After the release of NBA Live 10, EA attempted to retool the series under a new name with NBA Elite 11. However, the game was met with bad publicity and development problems before release and was cancelled (though a playable demo was released for download, and several copies of the full release found their way to customers). In November 2010, development of the franchise was moved from EA Canada studio to Florida-based Tiburon studio. It was eventually announced that the series' next installment would be released in Fall 2012 and would return to the NBA Live name as NBA Live 13, but it would later be announced, on September 27, 2012, that they would cancel the release. It wasn't until the fall of 2013, that the next game, NBA Live 14, would be released.NBA Live 16 was released on September 29, 2015. NBA Live Mobile was released in March 2016 and It is currently the latest of the NBA Live series.
|NBA Live 95||Seven player action shot from 1994 NBA Finals, Knicks vs. Rockets|
|NBA Live 96||Tip-off before Game 1 of the 1995 NBA Finals, Rockets vs. Magic (SNES and Genesis)
Shaquille O'Neal (PC and PlayStation)
|NBA Live 97||Mitch Richmond|
|NBA Live 98||Tim Hardaway|

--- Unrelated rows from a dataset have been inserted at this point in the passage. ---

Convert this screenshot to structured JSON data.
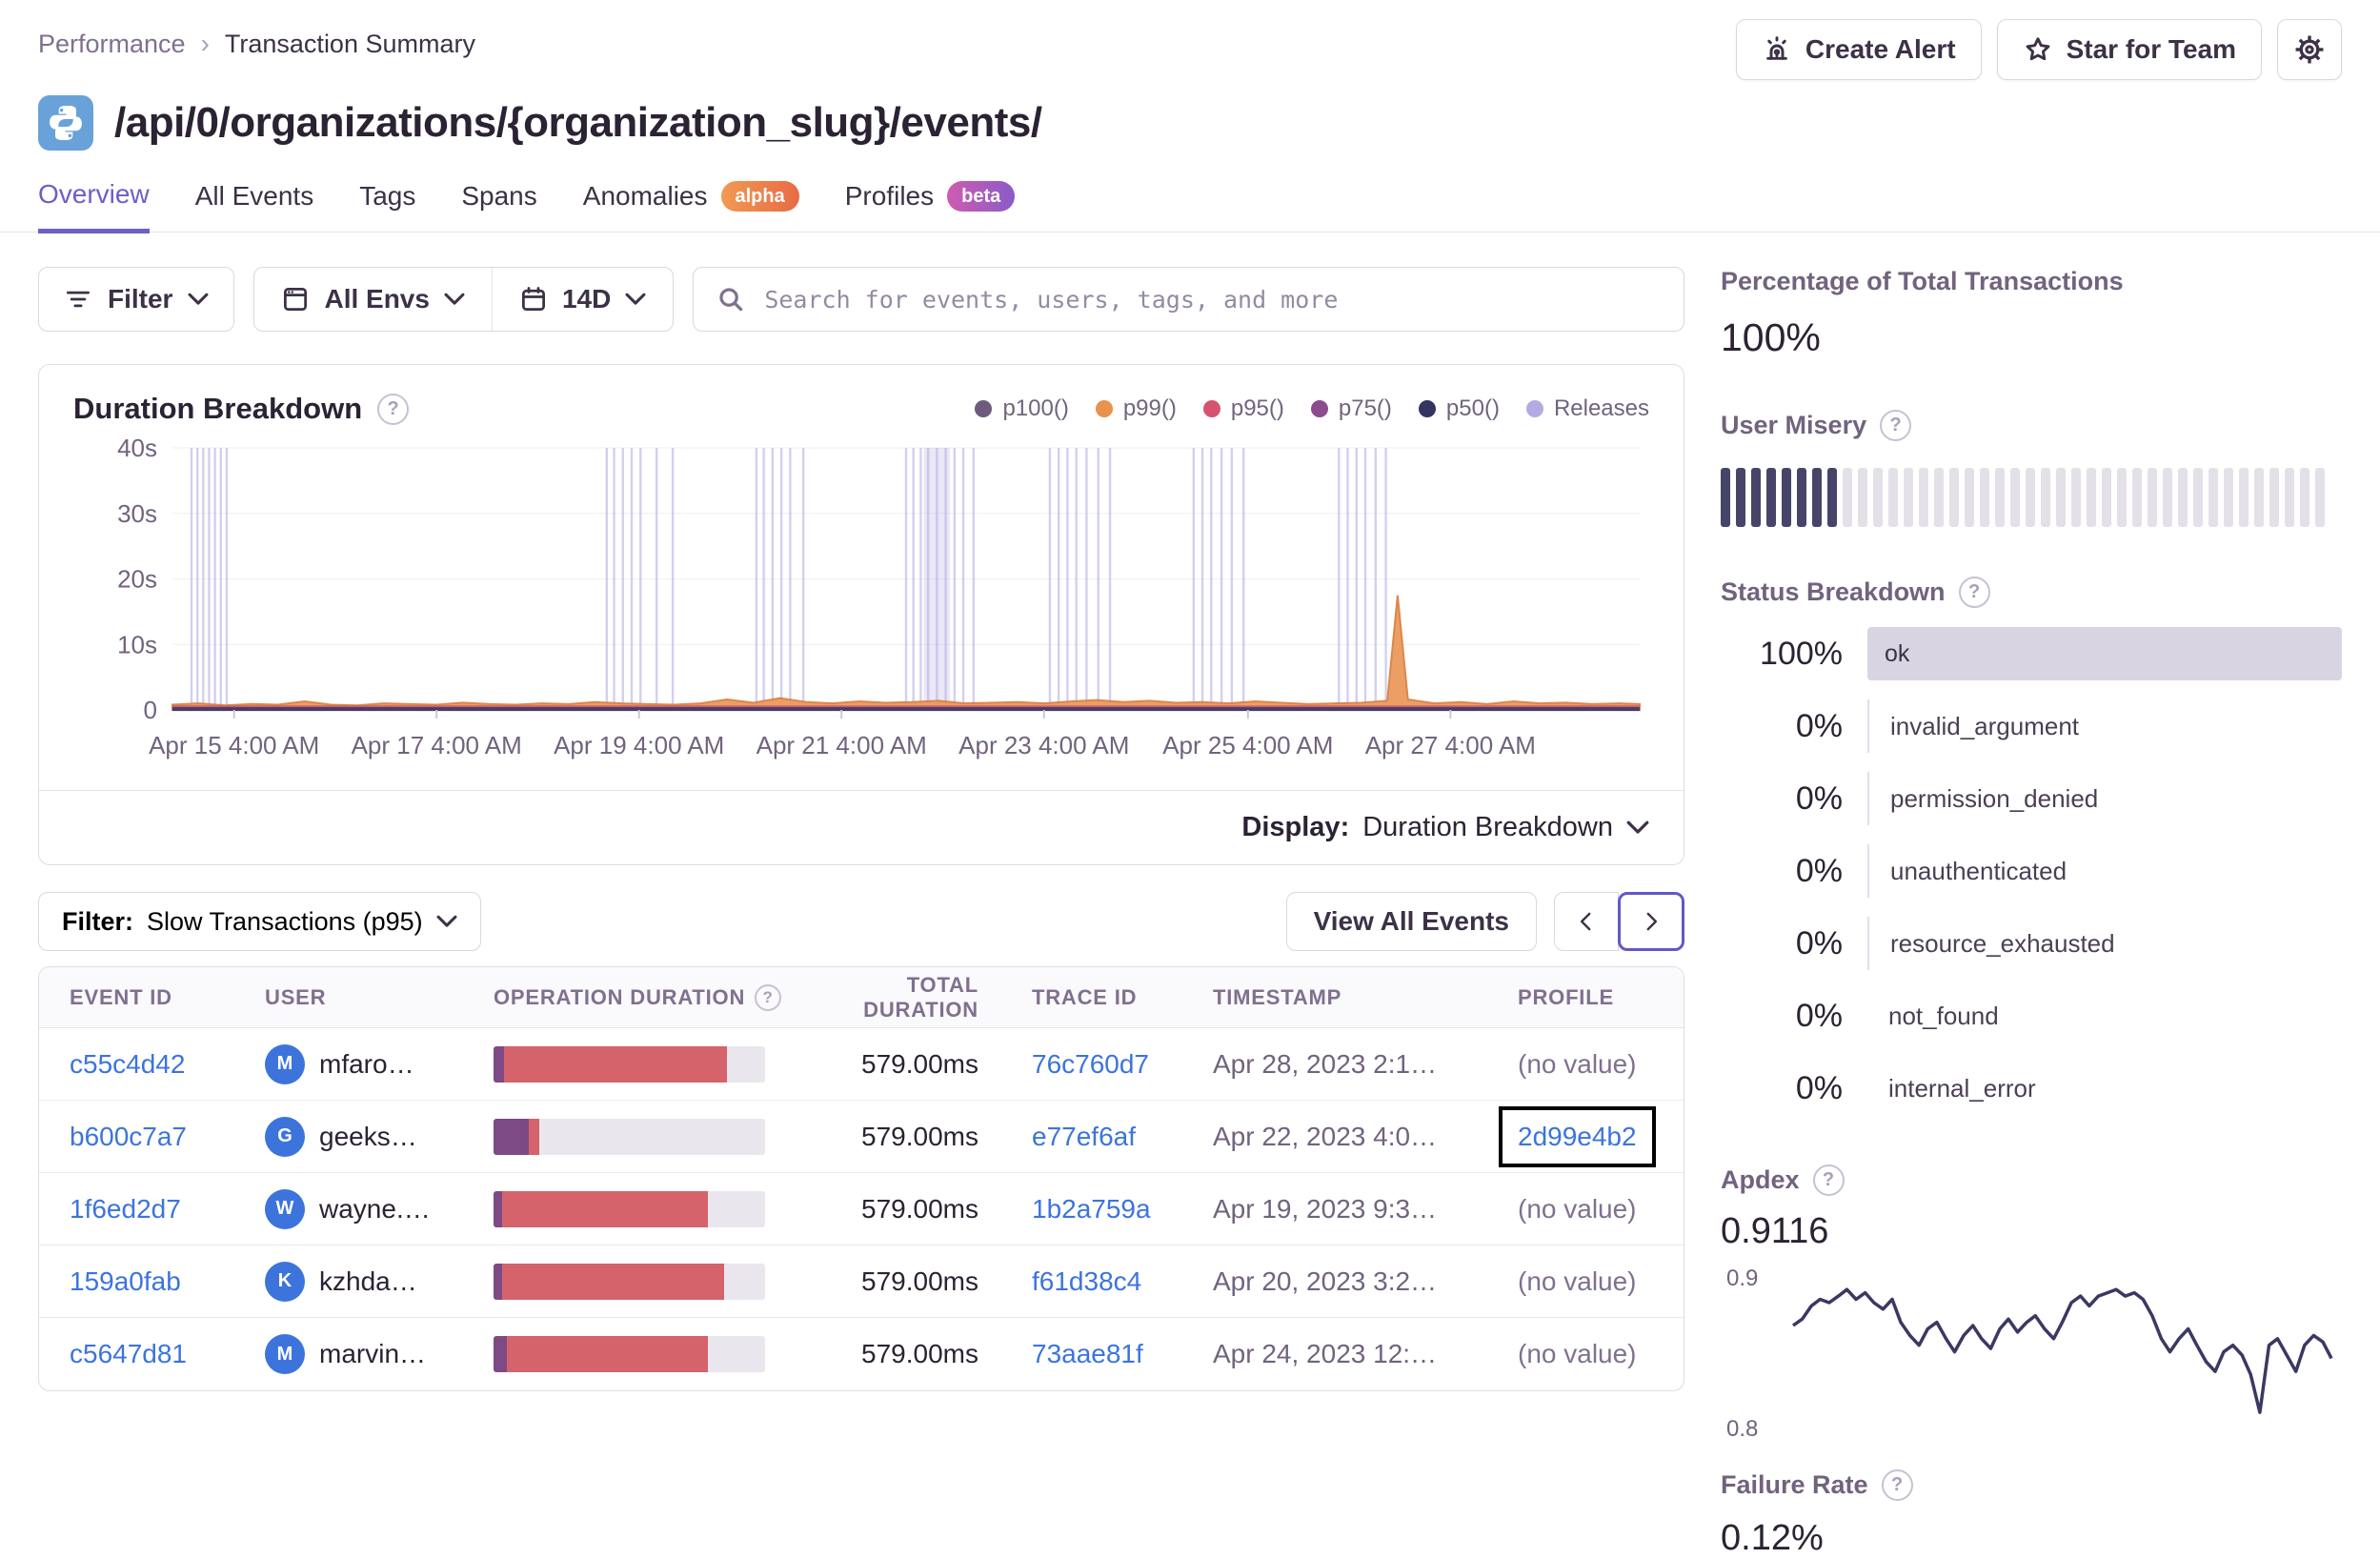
{
  "breadcrumb": {
    "parent": "Performance",
    "current": "Transaction Summary"
  },
  "actions": {
    "create_alert": "Create Alert",
    "star_for_team": "Star for Team"
  },
  "header": {
    "title": "/api/0/organizations/{organization_slug}/events/"
  },
  "tabs": [
    {
      "label": "Overview",
      "active": true
    },
    {
      "label": "All Events"
    },
    {
      "label": "Tags"
    },
    {
      "label": "Spans"
    },
    {
      "label": "Anomalies",
      "badge": "alpha"
    },
    {
      "label": "Profiles",
      "badge": "beta"
    }
  ],
  "toolbar": {
    "filter_label": "Filter",
    "envs_label": "All Envs",
    "period_label": "14D",
    "search_placeholder": "Search for events, users, tags, and more"
  },
  "chart_panel": {
    "title": "Duration Breakdown",
    "display_label": "Display:",
    "display_value": "Duration Breakdown",
    "legend": [
      {
        "label": "p100()",
        "color": "#6e5a7d"
      },
      {
        "label": "p99()",
        "color": "#e8924d"
      },
      {
        "label": "p95()",
        "color": "#d4536f"
      },
      {
        "label": "p75()",
        "color": "#8c4a8f"
      },
      {
        "label": "p50()",
        "color": "#35335f"
      },
      {
        "label": "Releases",
        "color": "#b5abe2"
      }
    ]
  },
  "chart_data": [
    {
      "id": "duration_breakdown",
      "type": "area",
      "title": "Duration Breakdown",
      "ylim_seconds": [
        0,
        40
      ],
      "y_ticks": [
        "40s",
        "30s",
        "20s",
        "10s",
        "0"
      ],
      "x_ticks": [
        "Apr 15 4:00 AM",
        "Apr 17 4:00 AM",
        "Apr 19 4:00 AM",
        "Apr 21 4:00 AM",
        "Apr 23 4:00 AM",
        "Apr 25 4:00 AM",
        "Apr 27 4:00 AM"
      ],
      "x_tick_fractions": [
        0.042,
        0.18,
        0.318,
        0.456,
        0.594,
        0.733,
        0.871
      ],
      "grid": true,
      "legend_position": "top-right",
      "series": [
        {
          "name": "p99()",
          "color": "#e8924d",
          "render": "area",
          "points": [
            [
              0,
              0.8
            ],
            [
              0.018,
              1.0
            ],
            [
              0.036,
              0.7
            ],
            [
              0.054,
              0.9
            ],
            [
              0.072,
              0.8
            ],
            [
              0.09,
              1.3
            ],
            [
              0.108,
              0.8
            ],
            [
              0.126,
              0.7
            ],
            [
              0.144,
              1.0
            ],
            [
              0.162,
              0.9
            ],
            [
              0.18,
              0.8
            ],
            [
              0.198,
              1.1
            ],
            [
              0.216,
              0.9
            ],
            [
              0.234,
              0.8
            ],
            [
              0.252,
              1.0
            ],
            [
              0.27,
              0.9
            ],
            [
              0.288,
              1.2
            ],
            [
              0.306,
              1.0
            ],
            [
              0.324,
              0.9
            ],
            [
              0.342,
              0.8
            ],
            [
              0.36,
              1.0
            ],
            [
              0.378,
              1.6
            ],
            [
              0.396,
              1.1
            ],
            [
              0.414,
              1.8
            ],
            [
              0.432,
              1.2
            ],
            [
              0.45,
              1.0
            ],
            [
              0.468,
              1.3
            ],
            [
              0.486,
              1.1
            ],
            [
              0.504,
              1.2
            ],
            [
              0.522,
              1.4
            ],
            [
              0.54,
              1.0
            ],
            [
              0.558,
              1.1
            ],
            [
              0.576,
              1.2
            ],
            [
              0.594,
              1.0
            ],
            [
              0.612,
              1.3
            ],
            [
              0.63,
              1.5
            ],
            [
              0.648,
              1.2
            ],
            [
              0.666,
              1.4
            ],
            [
              0.684,
              1.1
            ],
            [
              0.702,
              1.2
            ],
            [
              0.72,
              1.0
            ],
            [
              0.738,
              1.3
            ],
            [
              0.756,
              1.1
            ],
            [
              0.774,
              0.9
            ],
            [
              0.792,
              1.0
            ],
            [
              0.81,
              1.1
            ],
            [
              0.828,
              1.4
            ],
            [
              0.835,
              17.5
            ],
            [
              0.842,
              1.6
            ],
            [
              0.86,
              1.0
            ],
            [
              0.878,
              1.2
            ],
            [
              0.896,
              0.9
            ],
            [
              0.914,
              1.3
            ],
            [
              0.932,
              1.0
            ],
            [
              0.95,
              1.1
            ],
            [
              0.968,
              0.9
            ],
            [
              0.986,
              1.0
            ],
            [
              1,
              0.9
            ]
          ]
        },
        {
          "name": "p95()",
          "color": "#c65b72",
          "render": "flat-line",
          "flat_seconds": 0.45
        },
        {
          "name": "p50()/p75()/p100()",
          "color": "#4a3c63",
          "render": "flat-line",
          "flat_seconds": 0.12
        }
      ],
      "releases": {
        "color": "#b9b0e4",
        "band": [
          0.512,
          0.53
        ],
        "positions": [
          0.013,
          0.017,
          0.021,
          0.025,
          0.029,
          0.033,
          0.037,
          0.296,
          0.301,
          0.307,
          0.313,
          0.319,
          0.33,
          0.341,
          0.398,
          0.403,
          0.409,
          0.415,
          0.421,
          0.43,
          0.5,
          0.505,
          0.51,
          0.515,
          0.521,
          0.527,
          0.533,
          0.539,
          0.546,
          0.598,
          0.604,
          0.61,
          0.616,
          0.623,
          0.631,
          0.639,
          0.696,
          0.702,
          0.708,
          0.715,
          0.722,
          0.73,
          0.795,
          0.801,
          0.807,
          0.813,
          0.82,
          0.827
        ]
      }
    },
    {
      "id": "apdex_trend",
      "type": "line",
      "color": "#3b3862",
      "ylim": [
        0.8,
        0.9
      ],
      "y_labels": [
        "0.9",
        "0.8"
      ],
      "points": [
        [
          0,
          0.868
        ],
        [
          0.017,
          0.872
        ],
        [
          0.034,
          0.88
        ],
        [
          0.05,
          0.884
        ],
        [
          0.067,
          0.882
        ],
        [
          0.084,
          0.886
        ],
        [
          0.1,
          0.89
        ],
        [
          0.117,
          0.884
        ],
        [
          0.134,
          0.888
        ],
        [
          0.15,
          0.882
        ],
        [
          0.167,
          0.878
        ],
        [
          0.184,
          0.884
        ],
        [
          0.2,
          0.87
        ],
        [
          0.217,
          0.862
        ],
        [
          0.234,
          0.856
        ],
        [
          0.25,
          0.866
        ],
        [
          0.267,
          0.87
        ],
        [
          0.284,
          0.86
        ],
        [
          0.3,
          0.852
        ],
        [
          0.317,
          0.862
        ],
        [
          0.334,
          0.868
        ],
        [
          0.35,
          0.86
        ],
        [
          0.367,
          0.854
        ],
        [
          0.384,
          0.866
        ],
        [
          0.4,
          0.872
        ],
        [
          0.417,
          0.864
        ],
        [
          0.434,
          0.87
        ],
        [
          0.45,
          0.874
        ],
        [
          0.467,
          0.866
        ],
        [
          0.484,
          0.86
        ],
        [
          0.5,
          0.87
        ],
        [
          0.517,
          0.882
        ],
        [
          0.534,
          0.886
        ],
        [
          0.55,
          0.88
        ],
        [
          0.567,
          0.886
        ],
        [
          0.584,
          0.888
        ],
        [
          0.6,
          0.89
        ],
        [
          0.617,
          0.886
        ],
        [
          0.634,
          0.888
        ],
        [
          0.65,
          0.884
        ],
        [
          0.667,
          0.874
        ],
        [
          0.684,
          0.86
        ],
        [
          0.7,
          0.852
        ],
        [
          0.717,
          0.86
        ],
        [
          0.734,
          0.866
        ],
        [
          0.75,
          0.856
        ],
        [
          0.767,
          0.846
        ],
        [
          0.784,
          0.84
        ],
        [
          0.8,
          0.852
        ],
        [
          0.817,
          0.856
        ],
        [
          0.834,
          0.85
        ],
        [
          0.85,
          0.838
        ],
        [
          0.867,
          0.815
        ],
        [
          0.884,
          0.856
        ],
        [
          0.9,
          0.86
        ],
        [
          0.917,
          0.85
        ],
        [
          0.934,
          0.84
        ],
        [
          0.95,
          0.856
        ],
        [
          0.967,
          0.862
        ],
        [
          0.984,
          0.858
        ],
        [
          1,
          0.848
        ]
      ]
    }
  ],
  "events_toolbar": {
    "filter_label": "Filter:",
    "filter_value": "Slow Transactions (p95)",
    "view_all": "View All Events"
  },
  "table": {
    "headers": [
      "EVENT ID",
      "USER",
      "OPERATION DURATION",
      "TOTAL DURATION",
      "TRACE ID",
      "TIMESTAMP",
      "PROFILE"
    ],
    "bar_colors": {
      "purple": "#7d4a86",
      "red": "#d4636c",
      "rest": "#eae6ee"
    },
    "rows": [
      {
        "event_id": "c55c4d42",
        "user_initial": "M",
        "user_name": "mfaro…",
        "bar": {
          "purple": 4,
          "red": 82
        },
        "total": "579.00ms",
        "trace_id": "76c760d7",
        "timestamp": "Apr 28, 2023 2:1…",
        "profile": "(no value)",
        "profile_link": false,
        "profile_focus": false
      },
      {
        "event_id": "b600c7a7",
        "user_initial": "G",
        "user_name": "geeks…",
        "bar": {
          "purple": 13,
          "red": 4
        },
        "total": "579.00ms",
        "trace_id": "e77ef6af",
        "timestamp": "Apr 22, 2023 4:0…",
        "profile": "2d99e4b2",
        "profile_link": true,
        "profile_focus": true
      },
      {
        "event_id": "1f6ed2d7",
        "user_initial": "W",
        "user_name": "wayne.…",
        "bar": {
          "purple": 3,
          "red": 76
        },
        "total": "579.00ms",
        "trace_id": "1b2a759a",
        "timestamp": "Apr 19, 2023 9:3…",
        "profile": "(no value)",
        "profile_link": false,
        "profile_focus": false
      },
      {
        "event_id": "159a0fab",
        "user_initial": "K",
        "user_name": "kzhda…",
        "bar": {
          "purple": 3,
          "red": 82
        },
        "total": "579.00ms",
        "trace_id": "f61d38c4",
        "timestamp": "Apr 20, 2023 3:2…",
        "profile": "(no value)",
        "profile_link": false,
        "profile_focus": false
      },
      {
        "event_id": "c5647d81",
        "user_initial": "M",
        "user_name": "marvin…",
        "bar": {
          "purple": 5,
          "red": 74
        },
        "total": "579.00ms",
        "trace_id": "73aae81f",
        "timestamp": "Apr 24, 2023 12:…",
        "profile": "(no value)",
        "profile_link": false,
        "profile_focus": false
      }
    ]
  },
  "sidebar": {
    "pct_title": "Percentage of Total Transactions",
    "pct_value": "100%",
    "misery_title": "User Misery",
    "misery": {
      "total_bars": 40,
      "filled_bars": 8,
      "filled_color": "#474469",
      "empty_color": "#e4e0e8"
    },
    "status_title": "Status Breakdown",
    "status_rows": [
      {
        "value": "100%",
        "label": "ok",
        "bar": true,
        "tick": false
      },
      {
        "value": "0%",
        "label": "invalid_argument",
        "bar": false,
        "tick": true
      },
      {
        "value": "0%",
        "label": "permission_denied",
        "bar": false,
        "tick": true
      },
      {
        "value": "0%",
        "label": "unauthenticated",
        "bar": false,
        "tick": true
      },
      {
        "value": "0%",
        "label": "resource_exhausted",
        "bar": false,
        "tick": true
      },
      {
        "value": "0%",
        "label": "not_found",
        "bar": false,
        "tick": false
      },
      {
        "value": "0%",
        "label": "internal_error",
        "bar": false,
        "tick": false
      }
    ],
    "apdex_title": "Apdex",
    "apdex_value": "0.9116",
    "apdex_hi": "0.9",
    "apdex_lo": "0.8",
    "failure_title": "Failure Rate",
    "failure_value": "0.12%"
  }
}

|NBA Live 99||Antoine Walker|
|NBA Live 2000||Tim Duncan|
|NBA Live 2001|| Kevin Garnett
|NBA Live 2002||Steve Francis|
|NBA Live 2003||Jason Kidd|
|NBA Live 2004|| Vince Carter
|NBA Live 2005|| Carmelo Anthony
Tony Parker, Pau Gasol
|NBA Live 06|| Dwyane Wade
Yuta Tabuse, Tony Parker, Pau Gasol
|NBA Live 07|| Tracy McGrady
Dirk Nowitzki, Tony Parker/Boris Diaw, Pau Gasol
|NBA Live 08|| Gilbert Arenas
Dirk Nowitzki, Andrea Bargnani, Pau Gasol, Tony Parker/Boris Diaw
|NBA Live 09|| Tony Parker
Luol Deng, Andrea Bargnani, Pau Gasol
|NBA Live 10|| Dwight Howard
|NBA Live 14||Kyrie Irving|
|NBA Live 15||Damian Lillard|
|NBA Live 16||Russell Westbrook|
|NBA Live Mobile||Russell Westbrook|
- Hinkle, David (2012-02-23). "EA's next basketball sim is NBA Live 13". Joystiq. Retrieved 2012-10-30.
- Suszek, Mike (2012-09-27). "NBA Live 13 canceled by EA". Joystiq. Retrieved 2012-10-30.
- August 23, 2006 4:55PM PDT (2006-09-25). "Dirk leads European NBA Live covers". GameSpot.com. Retrieved 2012-10-30.
- April 30, 2007 9:14AM PDT (2007-10-01). "Gilbert Arenas nets NBA Live 08 cover". GameSpot.com. Retrieved 2012-10-30.
- Bailey, W. Scott (June 25, 2008). "EA Sports puts Spurs' Parker on its cover".